**Your assignment:**
If a line in the records contains the string "ambulante", show that line.

BEGIN

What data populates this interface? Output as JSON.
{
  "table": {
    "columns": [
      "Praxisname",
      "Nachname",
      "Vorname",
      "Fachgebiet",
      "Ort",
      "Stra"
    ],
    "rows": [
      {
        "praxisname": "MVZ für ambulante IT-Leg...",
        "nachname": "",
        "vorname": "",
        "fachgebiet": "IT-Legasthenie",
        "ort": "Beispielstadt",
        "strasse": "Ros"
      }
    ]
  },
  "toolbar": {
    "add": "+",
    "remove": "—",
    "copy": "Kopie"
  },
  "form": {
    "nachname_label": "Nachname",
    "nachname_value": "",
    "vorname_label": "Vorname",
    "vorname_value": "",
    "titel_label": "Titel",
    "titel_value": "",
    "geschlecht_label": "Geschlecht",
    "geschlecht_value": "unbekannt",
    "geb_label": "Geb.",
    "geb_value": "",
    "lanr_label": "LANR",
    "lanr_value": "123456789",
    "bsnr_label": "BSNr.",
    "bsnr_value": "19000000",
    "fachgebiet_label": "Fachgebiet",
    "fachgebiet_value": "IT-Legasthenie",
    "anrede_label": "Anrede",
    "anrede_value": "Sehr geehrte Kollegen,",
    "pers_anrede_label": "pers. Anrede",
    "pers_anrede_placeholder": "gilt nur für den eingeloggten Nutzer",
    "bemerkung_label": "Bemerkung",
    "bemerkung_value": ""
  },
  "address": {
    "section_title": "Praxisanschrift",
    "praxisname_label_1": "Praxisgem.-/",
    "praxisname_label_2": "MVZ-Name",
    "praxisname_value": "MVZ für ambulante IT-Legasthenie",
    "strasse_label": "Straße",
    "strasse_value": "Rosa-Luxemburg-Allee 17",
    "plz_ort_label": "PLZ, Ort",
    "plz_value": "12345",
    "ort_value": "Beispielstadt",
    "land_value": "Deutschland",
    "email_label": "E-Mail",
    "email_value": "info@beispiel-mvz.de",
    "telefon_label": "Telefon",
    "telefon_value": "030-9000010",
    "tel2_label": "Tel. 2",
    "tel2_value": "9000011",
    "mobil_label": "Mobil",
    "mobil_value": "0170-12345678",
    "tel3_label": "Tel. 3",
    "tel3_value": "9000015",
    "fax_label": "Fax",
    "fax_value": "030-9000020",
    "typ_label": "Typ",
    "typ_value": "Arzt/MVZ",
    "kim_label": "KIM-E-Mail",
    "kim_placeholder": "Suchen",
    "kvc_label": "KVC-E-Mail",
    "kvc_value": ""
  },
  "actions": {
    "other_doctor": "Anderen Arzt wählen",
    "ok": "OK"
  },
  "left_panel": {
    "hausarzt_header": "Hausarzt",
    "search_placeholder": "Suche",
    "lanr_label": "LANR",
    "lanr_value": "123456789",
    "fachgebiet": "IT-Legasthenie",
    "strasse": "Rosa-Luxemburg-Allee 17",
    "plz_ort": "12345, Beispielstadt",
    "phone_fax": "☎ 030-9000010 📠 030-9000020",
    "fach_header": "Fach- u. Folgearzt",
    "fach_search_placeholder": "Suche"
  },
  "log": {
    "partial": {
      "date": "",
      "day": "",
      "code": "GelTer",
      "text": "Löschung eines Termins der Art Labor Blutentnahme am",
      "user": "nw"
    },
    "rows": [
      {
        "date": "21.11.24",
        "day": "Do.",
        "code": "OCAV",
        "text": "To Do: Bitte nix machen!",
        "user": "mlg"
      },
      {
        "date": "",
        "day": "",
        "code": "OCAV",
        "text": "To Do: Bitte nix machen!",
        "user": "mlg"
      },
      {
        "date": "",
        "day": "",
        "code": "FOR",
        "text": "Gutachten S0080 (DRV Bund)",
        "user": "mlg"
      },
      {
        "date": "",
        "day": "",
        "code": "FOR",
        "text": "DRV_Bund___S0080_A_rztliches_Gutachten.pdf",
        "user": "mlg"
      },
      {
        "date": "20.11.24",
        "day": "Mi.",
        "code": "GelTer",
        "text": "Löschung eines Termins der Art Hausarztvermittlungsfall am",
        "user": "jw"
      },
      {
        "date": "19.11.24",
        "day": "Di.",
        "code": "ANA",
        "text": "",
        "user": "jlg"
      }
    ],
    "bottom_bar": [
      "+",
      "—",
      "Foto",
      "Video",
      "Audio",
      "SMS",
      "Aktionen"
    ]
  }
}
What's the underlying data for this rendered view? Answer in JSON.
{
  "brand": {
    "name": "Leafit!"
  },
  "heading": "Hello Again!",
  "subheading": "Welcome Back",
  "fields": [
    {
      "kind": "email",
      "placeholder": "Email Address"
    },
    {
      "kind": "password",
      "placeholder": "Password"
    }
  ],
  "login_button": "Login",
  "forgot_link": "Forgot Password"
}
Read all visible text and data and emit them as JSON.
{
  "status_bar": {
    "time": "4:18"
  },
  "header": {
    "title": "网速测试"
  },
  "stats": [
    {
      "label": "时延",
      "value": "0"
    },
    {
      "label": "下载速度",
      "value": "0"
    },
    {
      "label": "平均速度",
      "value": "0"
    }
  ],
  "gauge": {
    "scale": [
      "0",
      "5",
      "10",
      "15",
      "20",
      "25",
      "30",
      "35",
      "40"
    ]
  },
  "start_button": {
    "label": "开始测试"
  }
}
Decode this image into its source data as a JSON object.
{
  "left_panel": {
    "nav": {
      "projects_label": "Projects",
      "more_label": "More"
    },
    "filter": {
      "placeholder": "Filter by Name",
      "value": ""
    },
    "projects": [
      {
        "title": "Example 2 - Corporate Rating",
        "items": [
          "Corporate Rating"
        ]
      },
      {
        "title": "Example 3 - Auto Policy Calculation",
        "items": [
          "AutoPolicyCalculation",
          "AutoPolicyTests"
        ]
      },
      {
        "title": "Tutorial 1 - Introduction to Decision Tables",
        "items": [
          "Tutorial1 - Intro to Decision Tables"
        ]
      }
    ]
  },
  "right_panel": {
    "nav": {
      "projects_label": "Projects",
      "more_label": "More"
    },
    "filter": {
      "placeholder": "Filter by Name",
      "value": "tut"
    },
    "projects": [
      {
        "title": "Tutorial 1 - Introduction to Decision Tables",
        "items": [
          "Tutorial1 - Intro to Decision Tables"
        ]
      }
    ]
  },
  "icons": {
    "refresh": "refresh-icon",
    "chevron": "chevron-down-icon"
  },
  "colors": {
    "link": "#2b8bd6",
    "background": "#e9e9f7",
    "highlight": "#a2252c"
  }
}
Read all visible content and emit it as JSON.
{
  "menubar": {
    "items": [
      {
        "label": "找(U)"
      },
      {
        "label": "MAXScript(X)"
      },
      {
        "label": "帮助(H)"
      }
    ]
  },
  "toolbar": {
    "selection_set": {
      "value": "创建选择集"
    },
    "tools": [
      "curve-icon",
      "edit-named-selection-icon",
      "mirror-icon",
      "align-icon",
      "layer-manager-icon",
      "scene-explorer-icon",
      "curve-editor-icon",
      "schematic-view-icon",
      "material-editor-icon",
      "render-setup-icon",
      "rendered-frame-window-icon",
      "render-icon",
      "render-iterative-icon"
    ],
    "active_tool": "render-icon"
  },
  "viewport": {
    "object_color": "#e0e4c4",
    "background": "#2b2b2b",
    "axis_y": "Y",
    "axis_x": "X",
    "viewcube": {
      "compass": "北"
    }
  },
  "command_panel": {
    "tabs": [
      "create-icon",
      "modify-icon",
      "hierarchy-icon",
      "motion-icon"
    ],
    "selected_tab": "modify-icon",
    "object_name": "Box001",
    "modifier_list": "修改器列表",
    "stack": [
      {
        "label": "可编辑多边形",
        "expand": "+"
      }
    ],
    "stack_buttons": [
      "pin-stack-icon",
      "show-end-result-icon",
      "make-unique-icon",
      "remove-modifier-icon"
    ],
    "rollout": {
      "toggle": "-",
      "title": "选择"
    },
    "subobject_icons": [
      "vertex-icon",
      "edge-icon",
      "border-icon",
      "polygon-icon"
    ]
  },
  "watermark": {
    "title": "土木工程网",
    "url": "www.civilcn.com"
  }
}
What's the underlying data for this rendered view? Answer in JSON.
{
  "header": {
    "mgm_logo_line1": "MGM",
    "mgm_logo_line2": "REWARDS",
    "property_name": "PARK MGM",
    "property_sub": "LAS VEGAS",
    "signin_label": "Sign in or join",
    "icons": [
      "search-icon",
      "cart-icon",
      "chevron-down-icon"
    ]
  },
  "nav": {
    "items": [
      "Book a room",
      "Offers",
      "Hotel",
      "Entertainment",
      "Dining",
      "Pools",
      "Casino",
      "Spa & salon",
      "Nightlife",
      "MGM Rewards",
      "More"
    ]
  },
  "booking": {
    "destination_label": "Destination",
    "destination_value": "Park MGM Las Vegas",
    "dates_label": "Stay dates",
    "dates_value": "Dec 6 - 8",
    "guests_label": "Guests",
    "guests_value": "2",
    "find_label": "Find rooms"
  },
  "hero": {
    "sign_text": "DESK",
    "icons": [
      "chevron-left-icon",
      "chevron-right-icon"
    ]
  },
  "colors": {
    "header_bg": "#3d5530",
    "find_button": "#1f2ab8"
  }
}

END

**Worked solution:**
        "praxisname": "MVZ für ambulante IT-Leg...",
    "praxisname_value": "MVZ für ambulante IT-Legasthenie",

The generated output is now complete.